Resources:

Advertisements

4 responses

  1. Pingback: Canada Lynx « The Nature of the Hills

  2. So glad you got your winter hare shot and shared it with us.

    Sybil

    March 28, 2011 at 12:26 pm

  3. Pingback: Nature Gets Inside « On and Over the Hills

  4. You are an incredible source of information and inspiration.

    November 30, 2012 at 11:16 am

Leave a Reply

Fill in your details below or click an icon to log in:

WordPress.com Logo

You are commenting using your WordPress.com account. Log Out / Change )

Twitter picture

You are commenting using your Twitter account. Log Out / Change )

Facebook photo

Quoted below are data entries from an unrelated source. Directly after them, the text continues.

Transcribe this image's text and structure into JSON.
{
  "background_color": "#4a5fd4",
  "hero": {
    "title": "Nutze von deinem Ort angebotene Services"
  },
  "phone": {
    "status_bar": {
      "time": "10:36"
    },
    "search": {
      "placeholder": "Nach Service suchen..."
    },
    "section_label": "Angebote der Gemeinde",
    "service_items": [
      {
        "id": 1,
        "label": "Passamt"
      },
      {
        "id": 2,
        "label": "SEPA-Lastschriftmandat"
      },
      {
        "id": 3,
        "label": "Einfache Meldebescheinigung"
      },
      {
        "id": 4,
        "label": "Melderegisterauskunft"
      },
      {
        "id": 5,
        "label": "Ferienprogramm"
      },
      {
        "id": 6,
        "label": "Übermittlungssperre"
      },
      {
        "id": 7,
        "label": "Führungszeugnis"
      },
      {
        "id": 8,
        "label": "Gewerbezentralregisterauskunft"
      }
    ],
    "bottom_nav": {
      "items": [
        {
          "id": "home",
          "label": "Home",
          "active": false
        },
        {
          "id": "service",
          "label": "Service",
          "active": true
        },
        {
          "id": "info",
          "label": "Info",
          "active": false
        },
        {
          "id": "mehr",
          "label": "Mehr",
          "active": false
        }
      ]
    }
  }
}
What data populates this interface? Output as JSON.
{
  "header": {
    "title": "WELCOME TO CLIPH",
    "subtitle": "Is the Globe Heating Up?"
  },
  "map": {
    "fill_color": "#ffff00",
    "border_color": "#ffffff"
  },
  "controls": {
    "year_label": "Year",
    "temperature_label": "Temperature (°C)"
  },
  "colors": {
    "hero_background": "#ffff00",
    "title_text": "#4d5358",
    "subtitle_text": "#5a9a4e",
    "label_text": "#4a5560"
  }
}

You are commenting using your Facebook account. Log Out / Change )

Google+ photo

You are commenting using your Google+ account. Log Out / Change )

Connecting to %s